Below are the records; pull every line that includes "your".
Given entries below:
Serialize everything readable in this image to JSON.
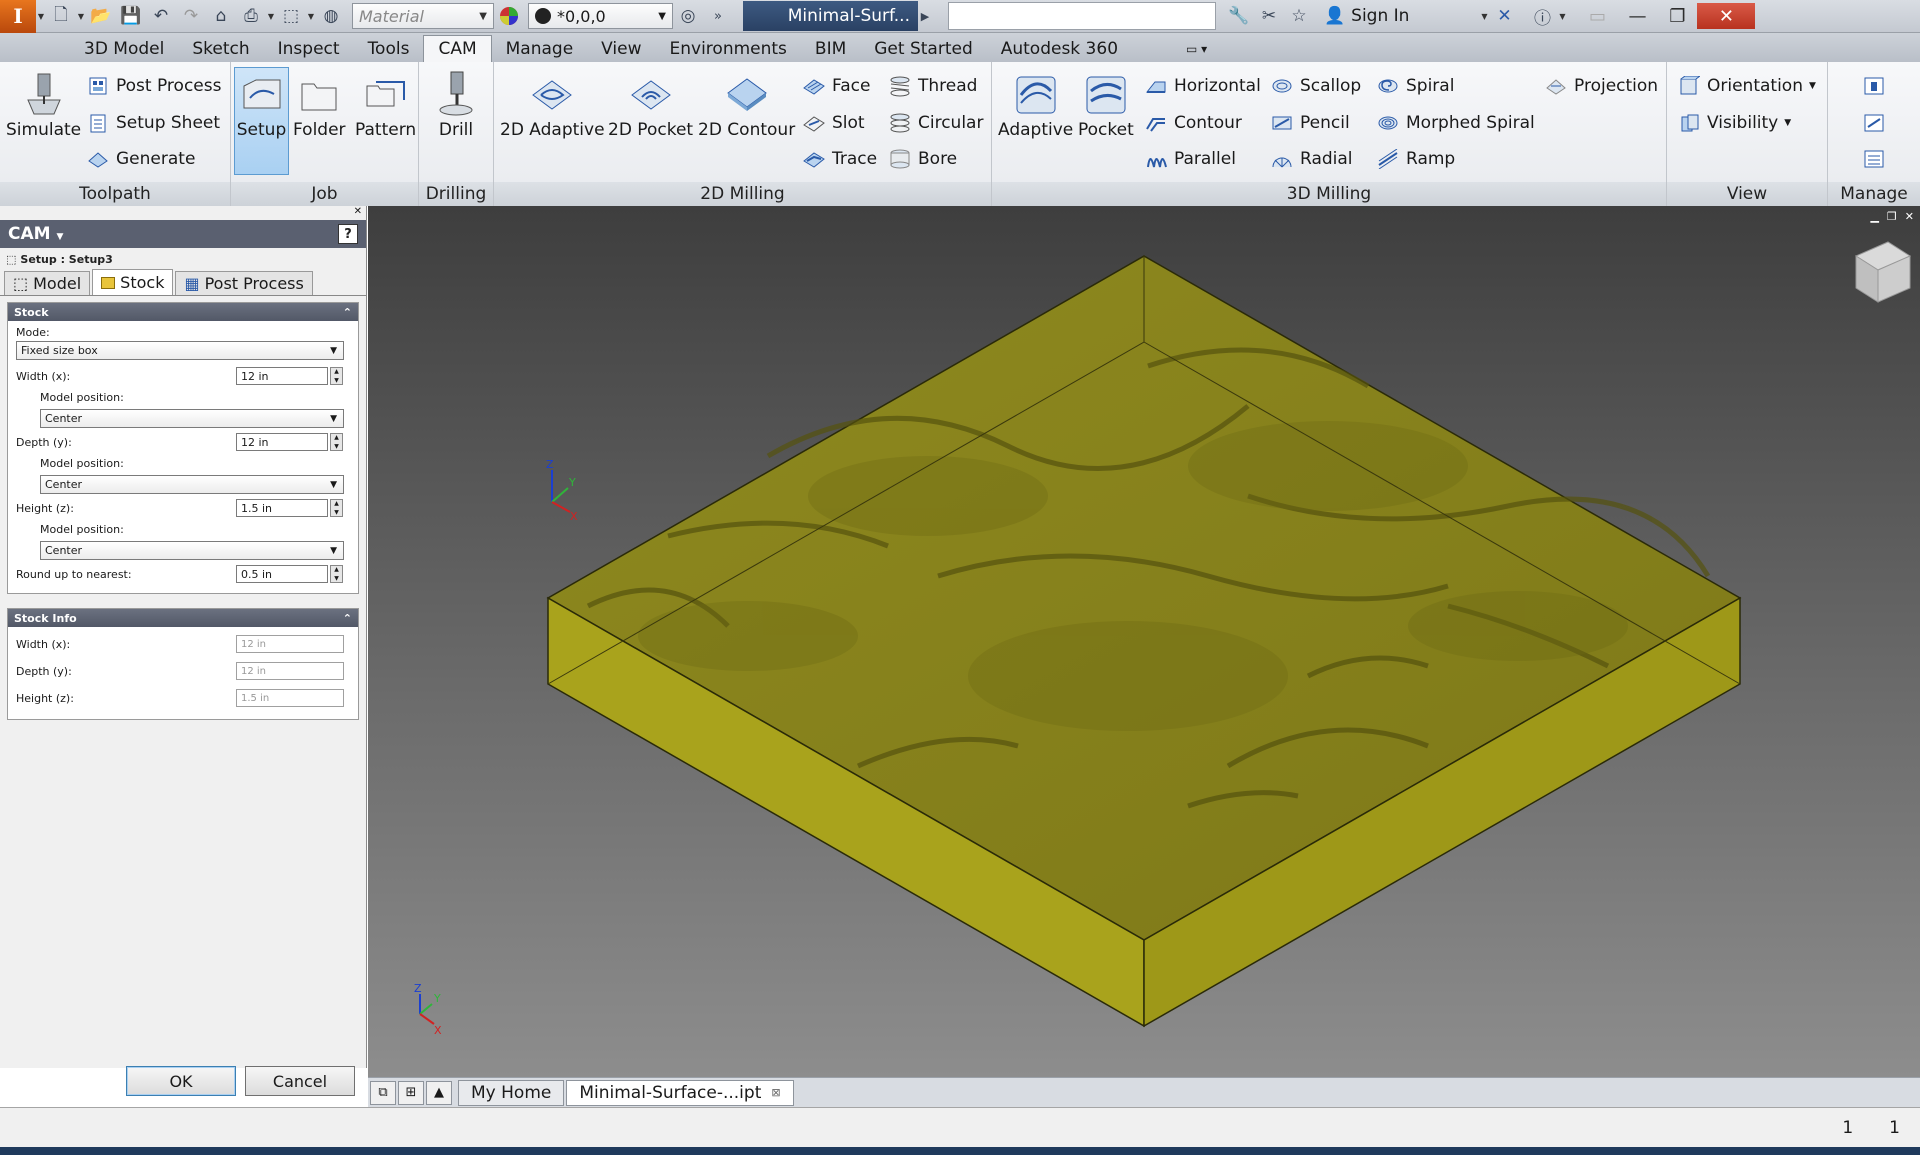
{
  "titlebar": {
    "logo": "I",
    "material": "Material",
    "appearance": "*0,0,0",
    "doc_title": "Minimal-Surf...",
    "sign_in": "Sign In",
    "min": "—",
    "restore": "❐",
    "close": "✕"
  },
  "ribbon_tabs": [
    "3D Model",
    "Sketch",
    "Inspect",
    "Tools",
    "CAM",
    "Manage",
    "View",
    "Environments",
    "BIM",
    "Get Started",
    "Autodesk 360"
  ],
  "active_tab": "CAM",
  "panels": {
    "toolpath": {
      "label": "Toolpath",
      "simulate": "Simulate",
      "post_process": "Post Process",
      "setup_sheet": "Setup Sheet",
      "generate": "Generate"
    },
    "job": {
      "label": "Job",
      "setup": "Setup",
      "folder": "Folder",
      "pattern": "Pattern"
    },
    "drilling": {
      "label": "Drilling",
      "drill": "Drill"
    },
    "milling2d": {
      "label": "2D Milling",
      "adaptive": "2D Adaptive",
      "pocket": "2D Pocket",
      "contour": "2D Contour",
      "face": "Face",
      "slot": "Slot",
      "trace": "Trace",
      "thread": "Thread",
      "circular": "Circular",
      "bore": "Bore"
    },
    "milling3d": {
      "label": "3D Milling",
      "adaptive": "Adaptive",
      "pocket": "Pocket",
      "horizontal": "Horizontal",
      "contour": "Contour",
      "parallel": "Parallel",
      "scallop": "Scallop",
      "pencil": "Pencil",
      "radial": "Radial",
      "spiral": "Spiral",
      "morphed_spiral": "Morphed Spiral",
      "ramp": "Ramp",
      "projection": "Projection"
    },
    "view": {
      "label": "View",
      "orientation": "Orientation",
      "visibility": "Visibility"
    },
    "manage": {
      "label": "Manage"
    }
  },
  "cam_panel": {
    "title": "CAM",
    "help": "?",
    "setup_path": "Setup : Setup3",
    "tabs": {
      "model": "Model",
      "stock": "Stock",
      "post": "Post Process"
    },
    "stock": {
      "header": "Stock",
      "mode_label": "Mode:",
      "mode_value": "Fixed size box",
      "width_label": "Width (x):",
      "width_value": "12 in",
      "model_pos_label": "Model position:",
      "width_pos": "Center",
      "depth_label": "Depth (y):",
      "depth_value": "12 in",
      "depth_pos": "Center",
      "height_label": "Height (z):",
      "height_value": "1.5 in",
      "height_pos": "Center",
      "round_label": "Round up to nearest:",
      "round_value": "0.5 in"
    },
    "stock_info": {
      "header": "Stock Info",
      "width_label": "Width (x):",
      "width_value": "12 in",
      "depth_label": "Depth (y):",
      "depth_value": "12 in",
      "height_label": "Height (z):",
      "height_value": "1.5 in"
    },
    "ok": "OK",
    "cancel": "Cancel"
  },
  "doc_tabs": {
    "home": "My Home",
    "file": "Minimal-Surface-...ipt"
  },
  "status": {
    "a": "1",
    "b": "1"
  },
  "colors": {
    "stock": "#b3ad1e",
    "accent": "#5c9bd1"
  }
}
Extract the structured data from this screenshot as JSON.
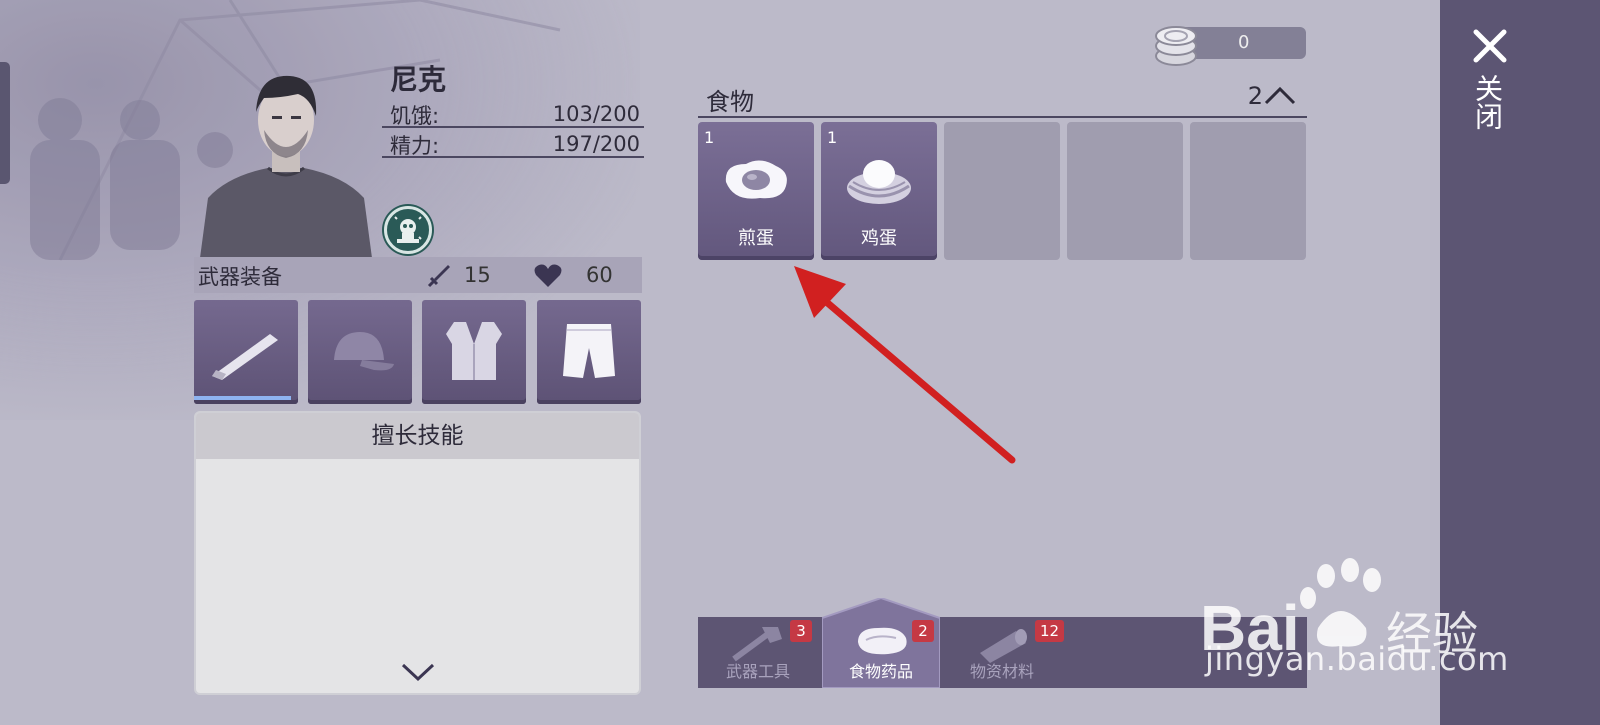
{
  "character": {
    "name": "尼克",
    "stats": [
      {
        "label": "饥饿:",
        "value": "103/200"
      },
      {
        "label": "精力:",
        "value": "197/200"
      }
    ]
  },
  "equipment": {
    "title": "武器装备",
    "attack": "15",
    "health": "60",
    "slots": [
      "machete-icon",
      "cap-icon",
      "vest-icon",
      "shorts-icon"
    ],
    "weapon_durability": 0.93
  },
  "skills": {
    "title": "擅长技能"
  },
  "currency": {
    "value": "0",
    "icon": "coin-stack-icon"
  },
  "food": {
    "title": "食物",
    "count": "2",
    "items": [
      {
        "qty": "1",
        "name": "煎蛋",
        "icon": "fried-egg-icon"
      },
      {
        "qty": "1",
        "name": "鸡蛋",
        "icon": "egg-nest-icon"
      }
    ],
    "empty_slots": 3
  },
  "tabs": [
    {
      "label": "武器工具",
      "badge": "3",
      "icon": "axe-hammer-icon",
      "active": false
    },
    {
      "label": "食物药品",
      "badge": "2",
      "icon": "meat-icon",
      "active": true
    },
    {
      "label": "物资材料",
      "badge": "12",
      "icon": "log-icon",
      "active": false
    }
  ],
  "close": {
    "label": "关闭"
  },
  "watermark": {
    "url": "jingyan.baidu.com"
  },
  "colors": {
    "panel": "#5c5573",
    "slot": "#6e628a",
    "badge": "#c53944",
    "accent": "#d12020"
  }
}
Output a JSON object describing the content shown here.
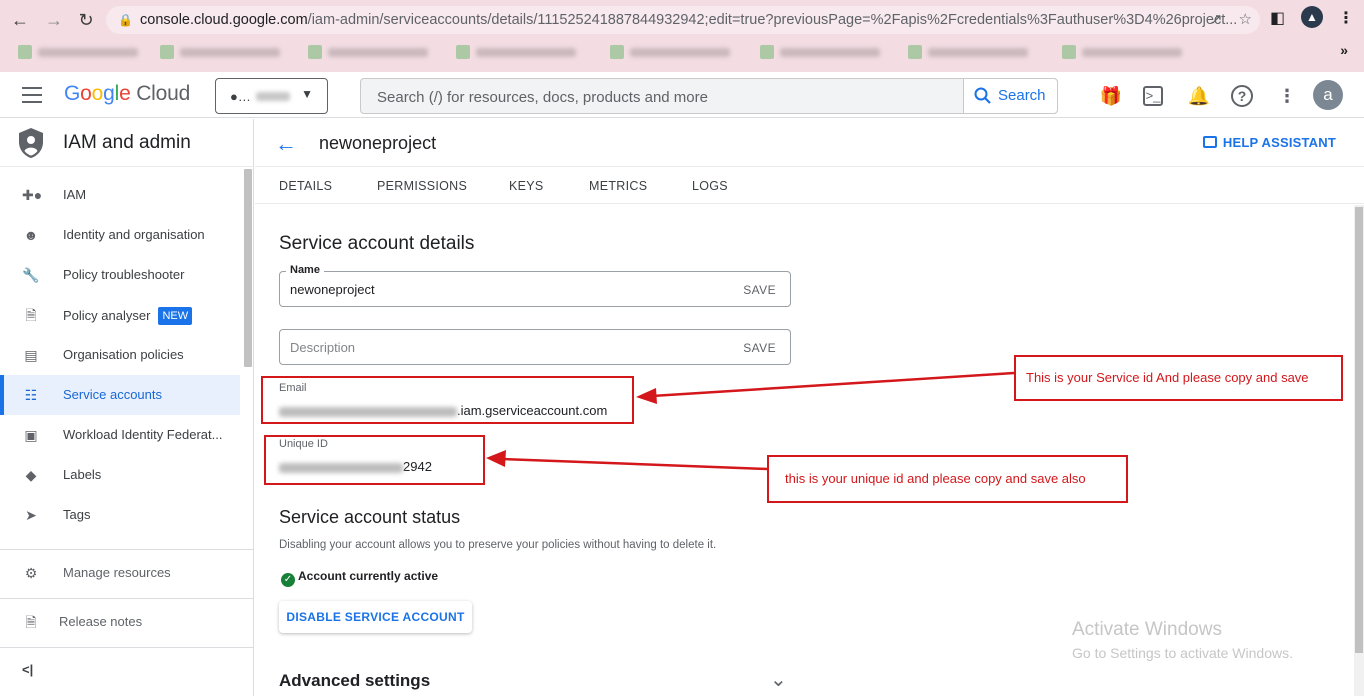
{
  "browser": {
    "url_host": "console.cloud.google.com",
    "url_path": "/iam-admin/serviceaccounts/details/111525241887844932942;edit=true?previousPage=%2Fapis%2Fcredentials%3Fauthuser%3D4%26project...",
    "avatar_letter": "a"
  },
  "header": {
    "logo": [
      "G",
      "o",
      "o",
      "g",
      "l",
      "e"
    ],
    "logo_suffix": "Cloud",
    "search_placeholder": "Search (/) for resources, docs, products and more",
    "search_button": "Search",
    "avatar": "a"
  },
  "sidebar": {
    "title": "IAM and admin",
    "items": [
      {
        "label": "IAM",
        "icon": "person-add-icon"
      },
      {
        "label": "Identity and organisation",
        "icon": "account-circle-icon"
      },
      {
        "label": "Policy troubleshooter",
        "icon": "wrench-icon"
      },
      {
        "label": "Policy analyser",
        "icon": "document-search-icon",
        "badge": "NEW"
      },
      {
        "label": "Organisation policies",
        "icon": "list-icon"
      },
      {
        "label": "Service accounts",
        "icon": "service-account-icon",
        "active": true
      },
      {
        "label": "Workload Identity Federat...",
        "icon": "id-card-icon"
      },
      {
        "label": "Labels",
        "icon": "label-icon"
      },
      {
        "label": "Tags",
        "icon": "tag-icon"
      }
    ],
    "manage_resources": "Manage resources",
    "release_notes": "Release notes",
    "collapse": "<|"
  },
  "page": {
    "title": "newoneproject",
    "help_assistant": "HELP ASSISTANT",
    "tabs": [
      "DETAILS",
      "PERMISSIONS",
      "KEYS",
      "METRICS",
      "LOGS"
    ]
  },
  "details": {
    "section_title": "Service account details",
    "name_label": "Name",
    "name_value": "newoneproject",
    "save_label": "SAVE",
    "description_placeholder": "Description",
    "email_label": "Email",
    "email_suffix": ".iam.gserviceaccount.com",
    "unique_id_label": "Unique ID",
    "unique_id_suffix": "2942"
  },
  "status": {
    "section_title": "Service account status",
    "description": "Disabling your account allows you to preserve your policies without having to delete it.",
    "active_text": "Account currently active",
    "disable_button": "DISABLE SERVICE ACCOUNT"
  },
  "advanced": {
    "title": "Advanced settings"
  },
  "watermark": {
    "line1": "Activate Windows",
    "line2": "Go to Settings to activate Windows."
  },
  "annotations": {
    "service_id_note": "This is your Service id And please copy and save",
    "unique_id_note": "this is your unique id and please copy and save also"
  },
  "colors": {
    "accent": "#1a73e8",
    "annotation_red": "#d3171b",
    "browser_tint": "#f3dde3"
  }
}
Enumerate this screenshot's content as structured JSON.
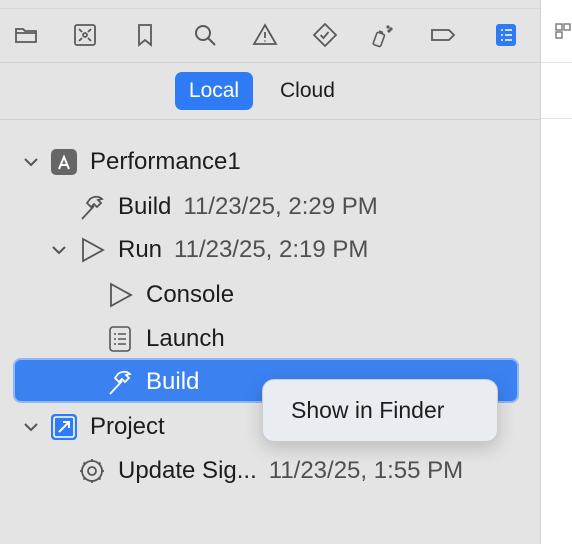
{
  "toolbar": {
    "icons": [
      "folder-icon",
      "target-icon",
      "bookmark-icon",
      "search-icon",
      "warning-icon",
      "diamond-check-icon",
      "spray-icon",
      "tag-icon",
      "report-list-icon"
    ],
    "accent": "#2f7bf5"
  },
  "segments": {
    "local": "Local",
    "cloud": "Cloud",
    "selected": "Local"
  },
  "tree": {
    "project_group": {
      "label": "Performance1"
    },
    "build_1": {
      "label": "Build",
      "time": "11/23/25, 2:29 PM"
    },
    "run": {
      "label": "Run",
      "time": "11/23/25, 2:19 PM"
    },
    "console": {
      "label": "Console"
    },
    "launch": {
      "label": "Launch"
    },
    "build_2": {
      "label": "Build"
    },
    "project": {
      "label": "Project"
    },
    "update": {
      "label": "Update Sig...",
      "time": "11/23/25, 1:55 PM"
    }
  },
  "context_menu": {
    "show_in_finder": "Show in Finder"
  },
  "colors": {
    "selection": "#3b82f0",
    "background": "#e4e4e4"
  }
}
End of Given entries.
**Answer box**:
    "description": "Disabling your account allows you to preserve your policies without having to delete it.",
    "service_id_note": "This is your Service id And please copy and save",
    "unique_id_note": "this is your unique id and please copy and save also"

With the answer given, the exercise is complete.